Two year old evacuated to New Zealand
A two-year-old girl was medically evacuated to New Zealand for urgent treatment of an unknown condition over the weekend, after a 72-hour operation to get her out of Samoa.
The child, who can only be referred to as Sylvia, landed in Auckland on Monday night and has been admitted to Starship Children’s Hospital with her parents.
After her health deteriorated last week and Samoa’s hospital systems ran out of diagnostic options, Sylvia’s parents’ employer the United Nations stepped in to get help.
Resident Coordinator Dr. Simona Marinescu told the Samoa Observer it was a remarkable effort by multiple people and organisations working to find the money and resources to get the Samoan girl to safety.
The parents, both Samoan nationals working in different positions at the U.N., were not available to speak to this newspaper on Tuesday. They are in an isolation unit at the hospital near their daughter while she is treated.
“When baby Sylvia left she was a little weak but I am hoping everything is going to be okay for her,” Dr. Marinescu said.
“I am very proud of this organisation. This is us when we do business the way we do business to save the life of a baby.”
The team moved heaven and earth to get Sylvia to New Zealand. First was the matter of having her insurance provider accept the costs of the medical evacuation and treatment abroad.
The World Food Program (W.F.P.) humanitarian aviation services came on board to provide the evacuation services, and International S.O.S. worked to find a plane.
Then was the matter of finding a hospital that would admit the child. Several were canvassed, and Starship agreed to take her but not under the conditions of the insurance.
Dr. Marinescu worked to improve the insurance conditions, which meant getting approval from New York to allow the U.N. to cover anything over the insurance spending gap.
She waited up all night to get the letter for the flight for the hospital just hours before Sylvia and her parents were meant to get on the plane.
Finally, the changes were approved and everything could go ahead: Sylvia was admitted to the hospital to wait for her ambulance to take her to the air ambulance, which delivered her straight to Starship with all costs secured.

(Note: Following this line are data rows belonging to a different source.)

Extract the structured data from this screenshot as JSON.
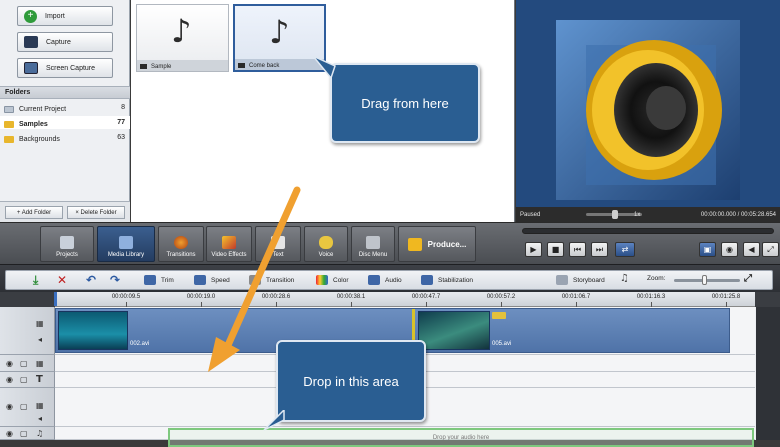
{
  "left_panel": {
    "buttons": [
      {
        "label": "Import",
        "icon": "import-icon"
      },
      {
        "label": "Capture",
        "icon": "capture-icon"
      },
      {
        "label": "Screen Capture",
        "icon": "screen-capture-icon"
      }
    ],
    "folders_title": "Folders",
    "folders": [
      {
        "label": "Current Project",
        "count": "8"
      },
      {
        "label": "Samples",
        "count": "77",
        "selected": true
      },
      {
        "label": "Backgrounds",
        "count": "63"
      }
    ],
    "add_folder": "+ Add Folder",
    "delete_folder": "× Delete Folder"
  },
  "media": {
    "items": [
      {
        "label": "Sample",
        "icon": "music-note-icon"
      },
      {
        "label": "Come back",
        "icon": "music-note-icon",
        "selected": true
      }
    ]
  },
  "callouts": {
    "drag": "Drag from here",
    "drop": "Drop in this area"
  },
  "preview": {
    "status": "Paused",
    "speed": "1x",
    "time": "00:00:00.000 / 00:05:28.654"
  },
  "toolbar": {
    "tools": [
      {
        "label": "Projects",
        "icon": "projects-icon"
      },
      {
        "label": "Media Library",
        "icon": "media-library-icon",
        "active": true
      },
      {
        "label": "Transitions",
        "icon": "transitions-icon"
      },
      {
        "label": "Video Effects",
        "icon": "video-effects-icon"
      },
      {
        "label": "Text",
        "icon": "text-icon"
      },
      {
        "label": "Voice",
        "icon": "microphone-icon"
      },
      {
        "label": "Disc Menu",
        "icon": "disc-menu-icon"
      }
    ],
    "produce": "Produce..."
  },
  "timeline_toolbar": {
    "items": [
      "Trim",
      "Speed",
      "Transition",
      "Color",
      "Audio",
      "Stabilization"
    ],
    "storyboard": "Storyboard",
    "zoom": "Zoom:"
  },
  "ruler": {
    "ticks": [
      "00:00:09.5",
      "00:00:19.0",
      "00:00:28.6",
      "00:00:38.1",
      "00:00:47.7",
      "00:00:57.2",
      "00:01:06.7",
      "00:01:16.3",
      "00:01:25.8"
    ]
  },
  "timeline": {
    "clips": [
      "002.avi",
      "005.avi"
    ],
    "drop_text": "Drop your audio here"
  },
  "colors": {
    "accent": "#2a5e92",
    "active_tool": "#2f5487",
    "drop_zone": "#7ec87e",
    "arrow": "#f0a030"
  }
}
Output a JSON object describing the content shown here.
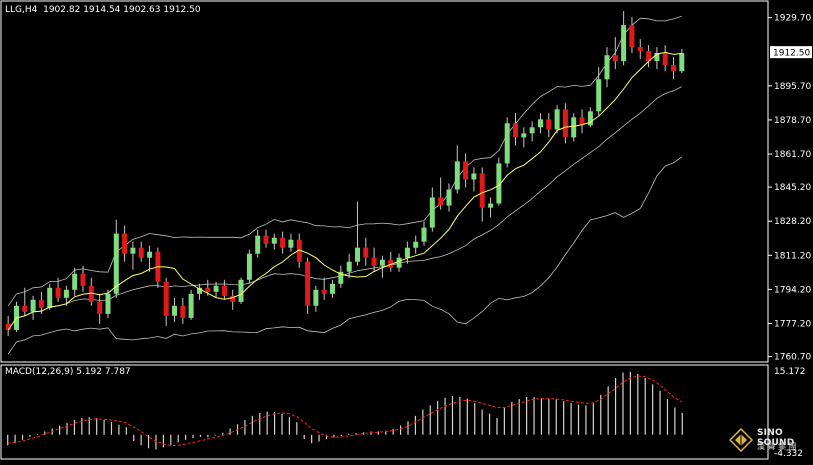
{
  "header": {
    "symbol": "LLG,H4",
    "open": "1902.82",
    "high": "1914.54",
    "low": "1902.63",
    "close": "1912.50",
    "macd_label": "MACD(12,26,9)",
    "macd_main": "5.192",
    "macd_signal": "7.787"
  },
  "watermark": {
    "brand": "SINO SOUND",
    "chinese": "漢 聲 集 團"
  },
  "colors": {
    "background": "#000000",
    "bull_candle": "#7fdc7f",
    "bear_candle": "#e11919",
    "wick": "#c8c8c8",
    "bands": "#bfbfbf",
    "moving_average": "#ffff66",
    "macd_histogram": "#d4d4d4",
    "macd_signal": "#ff2020",
    "axis": "#ffffff",
    "current_price_bg": "#ffffff"
  },
  "chart_data": [
    {
      "type": "candlestick",
      "title": "LLG,H4",
      "price_axis_ticks": [
        "1929.70",
        "1895.70",
        "1878.70",
        "1861.70",
        "1845.20",
        "1828.20",
        "1811.20",
        "1794.20",
        "1777.20",
        "1760.70"
      ],
      "current_price": "1912.50",
      "ylim": [
        1758,
        1938
      ],
      "indicators": [
        "Bollinger Bands",
        "Moving Average"
      ],
      "candles": [
        {
          "o": 1777,
          "h": 1781,
          "l": 1771,
          "c": 1774
        },
        {
          "o": 1774,
          "h": 1788,
          "l": 1773,
          "c": 1786
        },
        {
          "o": 1786,
          "h": 1795,
          "l": 1781,
          "c": 1783
        },
        {
          "o": 1783,
          "h": 1791,
          "l": 1779,
          "c": 1789
        },
        {
          "o": 1789,
          "h": 1793,
          "l": 1782,
          "c": 1785
        },
        {
          "o": 1785,
          "h": 1797,
          "l": 1784,
          "c": 1795
        },
        {
          "o": 1795,
          "h": 1800,
          "l": 1788,
          "c": 1790
        },
        {
          "o": 1790,
          "h": 1796,
          "l": 1786,
          "c": 1794
        },
        {
          "o": 1794,
          "h": 1805,
          "l": 1791,
          "c": 1802
        },
        {
          "o": 1802,
          "h": 1806,
          "l": 1793,
          "c": 1796
        },
        {
          "o": 1796,
          "h": 1800,
          "l": 1786,
          "c": 1788
        },
        {
          "o": 1788,
          "h": 1792,
          "l": 1777,
          "c": 1782
        },
        {
          "o": 1782,
          "h": 1794,
          "l": 1780,
          "c": 1792
        },
        {
          "o": 1792,
          "h": 1829,
          "l": 1790,
          "c": 1822
        },
        {
          "o": 1822,
          "h": 1826,
          "l": 1808,
          "c": 1812
        },
        {
          "o": 1812,
          "h": 1818,
          "l": 1804,
          "c": 1815
        },
        {
          "o": 1815,
          "h": 1818,
          "l": 1808,
          "c": 1810
        },
        {
          "o": 1810,
          "h": 1816,
          "l": 1803,
          "c": 1813
        },
        {
          "o": 1813,
          "h": 1815,
          "l": 1795,
          "c": 1798
        },
        {
          "o": 1798,
          "h": 1800,
          "l": 1776,
          "c": 1781
        },
        {
          "o": 1781,
          "h": 1790,
          "l": 1778,
          "c": 1786
        },
        {
          "o": 1786,
          "h": 1790,
          "l": 1777,
          "c": 1780
        },
        {
          "o": 1780,
          "h": 1794,
          "l": 1779,
          "c": 1792
        },
        {
          "o": 1792,
          "h": 1797,
          "l": 1789,
          "c": 1795
        },
        {
          "o": 1795,
          "h": 1799,
          "l": 1791,
          "c": 1793
        },
        {
          "o": 1793,
          "h": 1798,
          "l": 1790,
          "c": 1796
        },
        {
          "o": 1796,
          "h": 1799,
          "l": 1789,
          "c": 1791
        },
        {
          "o": 1791,
          "h": 1794,
          "l": 1784,
          "c": 1788
        },
        {
          "o": 1788,
          "h": 1800,
          "l": 1787,
          "c": 1799
        },
        {
          "o": 1799,
          "h": 1814,
          "l": 1797,
          "c": 1812
        },
        {
          "o": 1812,
          "h": 1824,
          "l": 1810,
          "c": 1821
        },
        {
          "o": 1821,
          "h": 1824,
          "l": 1815,
          "c": 1817
        },
        {
          "o": 1817,
          "h": 1822,
          "l": 1814,
          "c": 1820
        },
        {
          "o": 1820,
          "h": 1823,
          "l": 1812,
          "c": 1815
        },
        {
          "o": 1815,
          "h": 1822,
          "l": 1813,
          "c": 1819
        },
        {
          "o": 1819,
          "h": 1822,
          "l": 1805,
          "c": 1808
        },
        {
          "o": 1808,
          "h": 1810,
          "l": 1782,
          "c": 1786
        },
        {
          "o": 1786,
          "h": 1796,
          "l": 1783,
          "c": 1794
        },
        {
          "o": 1794,
          "h": 1800,
          "l": 1789,
          "c": 1792
        },
        {
          "o": 1792,
          "h": 1799,
          "l": 1790,
          "c": 1797
        },
        {
          "o": 1797,
          "h": 1806,
          "l": 1795,
          "c": 1803
        },
        {
          "o": 1803,
          "h": 1812,
          "l": 1800,
          "c": 1808
        },
        {
          "o": 1808,
          "h": 1838,
          "l": 1806,
          "c": 1815
        },
        {
          "o": 1815,
          "h": 1820,
          "l": 1806,
          "c": 1810
        },
        {
          "o": 1810,
          "h": 1815,
          "l": 1803,
          "c": 1806
        },
        {
          "o": 1806,
          "h": 1811,
          "l": 1800,
          "c": 1809
        },
        {
          "o": 1809,
          "h": 1813,
          "l": 1803,
          "c": 1805
        },
        {
          "o": 1805,
          "h": 1812,
          "l": 1803,
          "c": 1810
        },
        {
          "o": 1810,
          "h": 1818,
          "l": 1807,
          "c": 1815
        },
        {
          "o": 1815,
          "h": 1821,
          "l": 1812,
          "c": 1818
        },
        {
          "o": 1818,
          "h": 1828,
          "l": 1816,
          "c": 1825
        },
        {
          "o": 1825,
          "h": 1845,
          "l": 1823,
          "c": 1840
        },
        {
          "o": 1840,
          "h": 1850,
          "l": 1834,
          "c": 1836
        },
        {
          "o": 1836,
          "h": 1847,
          "l": 1833,
          "c": 1844
        },
        {
          "o": 1844,
          "h": 1866,
          "l": 1842,
          "c": 1858
        },
        {
          "o": 1858,
          "h": 1862,
          "l": 1845,
          "c": 1849
        },
        {
          "o": 1849,
          "h": 1855,
          "l": 1843,
          "c": 1852
        },
        {
          "o": 1852,
          "h": 1855,
          "l": 1828,
          "c": 1835
        },
        {
          "o": 1835,
          "h": 1840,
          "l": 1830,
          "c": 1837
        },
        {
          "o": 1837,
          "h": 1860,
          "l": 1836,
          "c": 1857
        },
        {
          "o": 1857,
          "h": 1880,
          "l": 1855,
          "c": 1877
        },
        {
          "o": 1877,
          "h": 1882,
          "l": 1866,
          "c": 1870
        },
        {
          "o": 1870,
          "h": 1875,
          "l": 1865,
          "c": 1872
        },
        {
          "o": 1872,
          "h": 1878,
          "l": 1868,
          "c": 1875
        },
        {
          "o": 1875,
          "h": 1882,
          "l": 1872,
          "c": 1879
        },
        {
          "o": 1879,
          "h": 1882,
          "l": 1870,
          "c": 1874
        },
        {
          "o": 1874,
          "h": 1886,
          "l": 1872,
          "c": 1884
        },
        {
          "o": 1884,
          "h": 1887,
          "l": 1867,
          "c": 1870
        },
        {
          "o": 1870,
          "h": 1882,
          "l": 1868,
          "c": 1880
        },
        {
          "o": 1880,
          "h": 1884,
          "l": 1872,
          "c": 1876
        },
        {
          "o": 1876,
          "h": 1885,
          "l": 1875,
          "c": 1883
        },
        {
          "o": 1883,
          "h": 1905,
          "l": 1881,
          "c": 1899
        },
        {
          "o": 1899,
          "h": 1915,
          "l": 1895,
          "c": 1911
        },
        {
          "o": 1911,
          "h": 1920,
          "l": 1904,
          "c": 1908
        },
        {
          "o": 1908,
          "h": 1933,
          "l": 1906,
          "c": 1926
        },
        {
          "o": 1926,
          "h": 1930,
          "l": 1912,
          "c": 1915
        },
        {
          "o": 1915,
          "h": 1919,
          "l": 1909,
          "c": 1913
        },
        {
          "o": 1913,
          "h": 1916,
          "l": 1905,
          "c": 1908
        },
        {
          "o": 1908,
          "h": 1915,
          "l": 1904,
          "c": 1912
        },
        {
          "o": 1912,
          "h": 1916,
          "l": 1903,
          "c": 1906
        },
        {
          "o": 1906,
          "h": 1910,
          "l": 1899,
          "c": 1903
        },
        {
          "o": 1903,
          "h": 1914,
          "l": 1902,
          "c": 1912
        }
      ]
    },
    {
      "type": "bar",
      "title": "MACD(12,26,9)",
      "ylim": [
        -4.332,
        15.172
      ],
      "axis_ticks": [
        "15.172",
        "-4.332"
      ],
      "series": [
        {
          "name": "5.192",
          "values": [
            -2.5,
            -2.0,
            -1.2,
            -0.5,
            0.2,
            0.8,
            1.5,
            2.2,
            2.8,
            3.5,
            4.0,
            4.2,
            4.0,
            3.5,
            3.0,
            2.4,
            1.8,
            -1.5,
            -2.5,
            -3.2,
            -3.5,
            -3.0,
            -2.4,
            -1.8,
            -1.2,
            -0.8,
            -0.5,
            -0.6,
            -0.2,
            0.5,
            1.5,
            2.5,
            3.5,
            4.5,
            5.2,
            5.5,
            5.4,
            5.0,
            4.2,
            3.0,
            -1.0,
            -2.0,
            -1.6,
            -1.0,
            -0.6,
            -0.3,
            0.2,
            0.4,
            0.6,
            0.8,
            0.8,
            1.0,
            1.4,
            2.2,
            3.2,
            4.5,
            6.0,
            7.0,
            8.0,
            8.8,
            9.2,
            9.0,
            8.6,
            7.5,
            6.0,
            5.0,
            4.0,
            6.5,
            7.8,
            8.5,
            9.0,
            9.0,
            8.8,
            8.6,
            8.4,
            8.0,
            7.6,
            7.2,
            7.0,
            7.5,
            9.5,
            11.5,
            13.5,
            14.8,
            15.0,
            14.5,
            13.5,
            12.0,
            10.5,
            8.5,
            6.5,
            5.2
          ]
        },
        {
          "name": "7.787",
          "values": [
            -2.0,
            -1.8,
            -1.5,
            -1.0,
            -0.5,
            0.2,
            0.8,
            1.5,
            2.1,
            2.7,
            3.2,
            3.6,
            3.8,
            3.7,
            3.5,
            3.2,
            2.8,
            1.8,
            0.8,
            -0.5,
            -1.5,
            -2.2,
            -2.6,
            -2.5,
            -2.2,
            -1.8,
            -1.4,
            -1.0,
            -0.6,
            -0.2,
            0.4,
            1.2,
            2.0,
            3.0,
            3.8,
            4.5,
            5.0,
            5.2,
            5.0,
            4.3,
            3.0,
            1.5,
            0.5,
            -0.3,
            -0.6,
            -0.5,
            -0.3,
            0.0,
            0.3,
            0.5,
            0.6,
            0.8,
            1.0,
            1.4,
            2.0,
            3.0,
            4.0,
            5.0,
            6.0,
            6.8,
            7.5,
            8.0,
            8.2,
            8.0,
            7.5,
            7.0,
            6.5,
            6.5,
            7.0,
            7.5,
            8.0,
            8.5,
            8.6,
            8.6,
            8.5,
            8.3,
            8.0,
            7.7,
            7.5,
            7.6,
            8.5,
            9.8,
            11.0,
            12.5,
            13.5,
            14.0,
            13.8,
            13.0,
            11.8,
            10.2,
            8.8,
            7.8
          ]
        }
      ]
    }
  ]
}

“We also picked up the cost of the air ambulance, but it is 2.5 times lower than a charter flight, and it comes with a doctor – we didn’t know whether the baby would need any kind of medical assistance on the flight, you never know what could happen,” Dr. Marinescu said.
Her office used her travel budget to pay for the air ambulance, she said.
The flight made a planned pit-stop in Tonga, and landed in Auckland late on Monday night. The family had help from the Ministry of Foreign Affairs and Trade, and New Zealand’s Ministry of Immigration to ensure they had the right visas and paperwork to be allowed into the country for treatment.
The Ministry of Health also helped the parents get their first vaccines before they left, and had their COVID-19 tests done on Sunday.
“Everybody who had to do something in this did their best. The United Nations, the Government of Samoa, the High Commission of New Zealand, Starship, immigration in New Zealand, everybody was active over the weekend,” Dr. Marinescu said.
She called the World Food Programme the "Nobel prize laureate" for getting Sylvia onto a flight so quickly, working from Rome and Fiji, and connecting with InternationalSOS in Sydney to make it happen.
“The U.N. will always do that. It's the passion we all put in when you hear of a child in need, we’re human beings willing to do our best."